- [DATASET EXTRACT]
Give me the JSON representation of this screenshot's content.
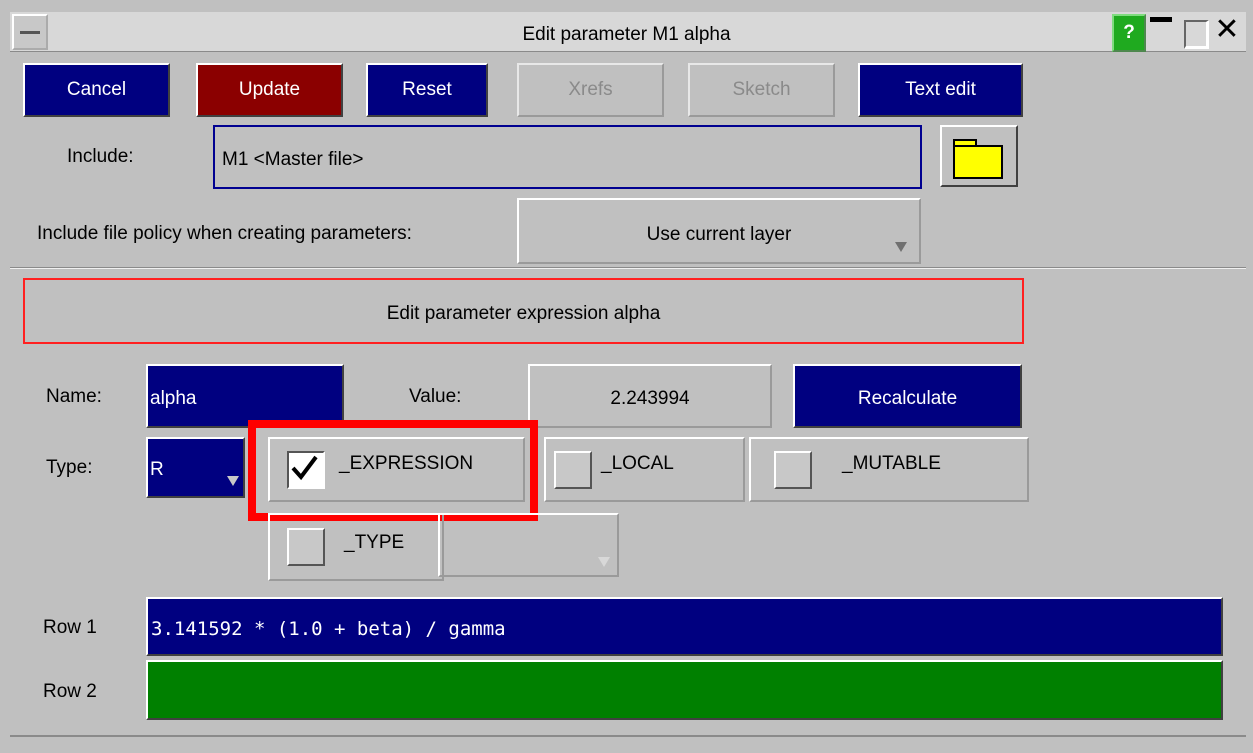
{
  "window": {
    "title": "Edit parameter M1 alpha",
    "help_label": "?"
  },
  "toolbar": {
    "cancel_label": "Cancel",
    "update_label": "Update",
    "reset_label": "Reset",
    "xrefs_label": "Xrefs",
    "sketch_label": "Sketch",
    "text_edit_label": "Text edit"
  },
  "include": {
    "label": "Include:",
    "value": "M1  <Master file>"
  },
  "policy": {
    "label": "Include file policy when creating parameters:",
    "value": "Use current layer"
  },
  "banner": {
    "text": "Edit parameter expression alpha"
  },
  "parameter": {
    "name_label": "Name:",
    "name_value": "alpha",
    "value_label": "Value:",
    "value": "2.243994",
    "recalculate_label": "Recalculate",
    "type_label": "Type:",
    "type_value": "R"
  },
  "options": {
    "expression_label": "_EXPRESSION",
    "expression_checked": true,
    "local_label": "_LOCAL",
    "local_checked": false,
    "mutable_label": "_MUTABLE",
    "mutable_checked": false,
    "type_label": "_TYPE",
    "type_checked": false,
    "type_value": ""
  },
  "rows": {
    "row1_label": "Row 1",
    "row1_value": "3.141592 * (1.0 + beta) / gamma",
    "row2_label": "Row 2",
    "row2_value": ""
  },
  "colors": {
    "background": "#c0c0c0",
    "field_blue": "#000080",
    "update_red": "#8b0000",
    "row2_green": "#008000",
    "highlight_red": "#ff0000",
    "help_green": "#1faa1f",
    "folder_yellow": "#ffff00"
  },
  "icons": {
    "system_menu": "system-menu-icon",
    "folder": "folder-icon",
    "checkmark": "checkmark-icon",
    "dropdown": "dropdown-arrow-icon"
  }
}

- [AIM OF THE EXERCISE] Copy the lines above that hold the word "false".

- [WRITTEN RESPONSE]
    "local_checked": false,
    "mutable_checked": false,
    "type_checked": false,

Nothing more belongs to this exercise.